A new exhibit running through Oct. 9 at the Alaska State Museum in Juneau traces the history of sacred textiles employed by Tsimshian, Haida and Tlingit weavers of Alaska and First Nations descent to make traditional “Raven’s Tail” and “Chilkat” robes.
Two dozen robes featured in the exhibit, woven from plush white mountain goat fur, were seen by early Euro-American visitors to the northern Northwest Coast when they first came in contact with First Nations and Alaska Native people. The robes are used in sacred ceremonies to display the history and crests of different clans.
The complexity of the work requires a lifelong commitment and today just a few weavers are carrying these traditions into the 21st century.
The exhibit was developed by the state museum in collaboration with a curatorial team of internationally renowned weavers.
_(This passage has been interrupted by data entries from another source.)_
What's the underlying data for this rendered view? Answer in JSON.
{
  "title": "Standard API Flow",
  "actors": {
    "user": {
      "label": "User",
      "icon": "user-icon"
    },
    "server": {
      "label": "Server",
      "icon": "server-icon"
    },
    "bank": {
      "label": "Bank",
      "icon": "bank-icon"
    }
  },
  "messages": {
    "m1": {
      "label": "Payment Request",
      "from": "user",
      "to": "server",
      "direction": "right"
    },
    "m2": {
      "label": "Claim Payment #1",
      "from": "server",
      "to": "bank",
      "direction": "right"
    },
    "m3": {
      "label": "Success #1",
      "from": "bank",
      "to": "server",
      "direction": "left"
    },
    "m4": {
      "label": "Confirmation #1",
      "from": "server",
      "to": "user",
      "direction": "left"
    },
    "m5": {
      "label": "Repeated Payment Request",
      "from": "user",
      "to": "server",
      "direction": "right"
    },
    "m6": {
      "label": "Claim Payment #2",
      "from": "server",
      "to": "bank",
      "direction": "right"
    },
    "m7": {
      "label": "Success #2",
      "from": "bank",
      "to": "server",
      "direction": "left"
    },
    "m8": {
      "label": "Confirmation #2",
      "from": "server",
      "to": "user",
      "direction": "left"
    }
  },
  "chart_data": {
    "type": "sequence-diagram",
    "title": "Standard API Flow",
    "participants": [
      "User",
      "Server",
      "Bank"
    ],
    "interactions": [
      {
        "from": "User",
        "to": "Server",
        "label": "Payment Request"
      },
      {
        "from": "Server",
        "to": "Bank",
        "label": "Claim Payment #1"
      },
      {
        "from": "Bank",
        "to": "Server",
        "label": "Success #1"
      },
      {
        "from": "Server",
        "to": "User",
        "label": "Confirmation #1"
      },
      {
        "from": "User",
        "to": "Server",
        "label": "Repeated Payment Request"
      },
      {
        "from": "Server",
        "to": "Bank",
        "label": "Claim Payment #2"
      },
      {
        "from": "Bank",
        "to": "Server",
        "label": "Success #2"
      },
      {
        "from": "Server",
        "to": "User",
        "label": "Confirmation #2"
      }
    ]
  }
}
Major funding for the exhibit was provided by the CIRI Foundation, Sealaska Heritage, Raventail Weavers Guild, King Family Trust and the Juneau Community Foundation.
Due to COVID-19 pandemic restrictions the number of visitors allowed in museum galleries at one time is limited. Make reservations in advance by calling 907-465-2901.